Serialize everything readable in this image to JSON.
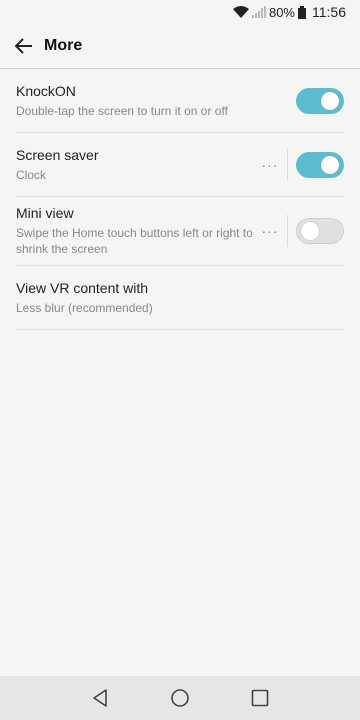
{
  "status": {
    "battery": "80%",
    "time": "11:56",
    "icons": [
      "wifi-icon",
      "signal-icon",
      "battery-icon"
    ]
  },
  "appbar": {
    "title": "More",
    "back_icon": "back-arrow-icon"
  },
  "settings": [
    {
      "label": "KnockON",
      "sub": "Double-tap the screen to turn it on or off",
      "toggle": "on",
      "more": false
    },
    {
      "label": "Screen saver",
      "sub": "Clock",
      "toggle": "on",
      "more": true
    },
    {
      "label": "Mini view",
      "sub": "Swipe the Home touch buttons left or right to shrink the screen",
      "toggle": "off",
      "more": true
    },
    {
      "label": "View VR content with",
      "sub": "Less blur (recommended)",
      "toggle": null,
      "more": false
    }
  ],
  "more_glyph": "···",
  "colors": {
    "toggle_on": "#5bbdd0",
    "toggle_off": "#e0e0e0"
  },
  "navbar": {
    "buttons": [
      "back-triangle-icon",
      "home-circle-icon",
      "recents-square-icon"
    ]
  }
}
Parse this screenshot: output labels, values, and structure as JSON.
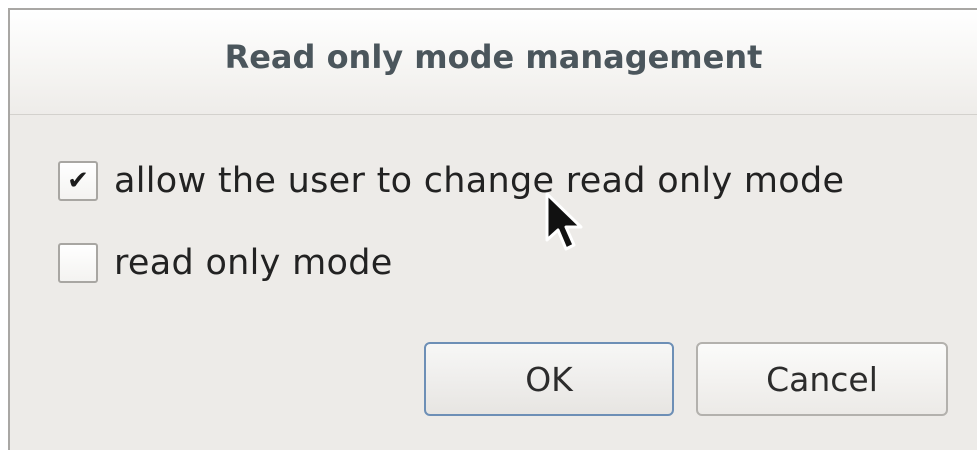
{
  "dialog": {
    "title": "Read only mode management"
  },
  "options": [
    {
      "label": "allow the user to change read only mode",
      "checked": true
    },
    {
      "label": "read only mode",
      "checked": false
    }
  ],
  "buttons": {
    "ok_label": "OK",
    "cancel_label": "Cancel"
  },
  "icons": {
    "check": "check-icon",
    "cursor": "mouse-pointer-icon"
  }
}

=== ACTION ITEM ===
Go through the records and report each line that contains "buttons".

=== RESULT OF THE EXERCISE ===
      "sub": "Swipe the Home touch buttons left or right to shrink the screen",
    "buttons": [
  "buttons": {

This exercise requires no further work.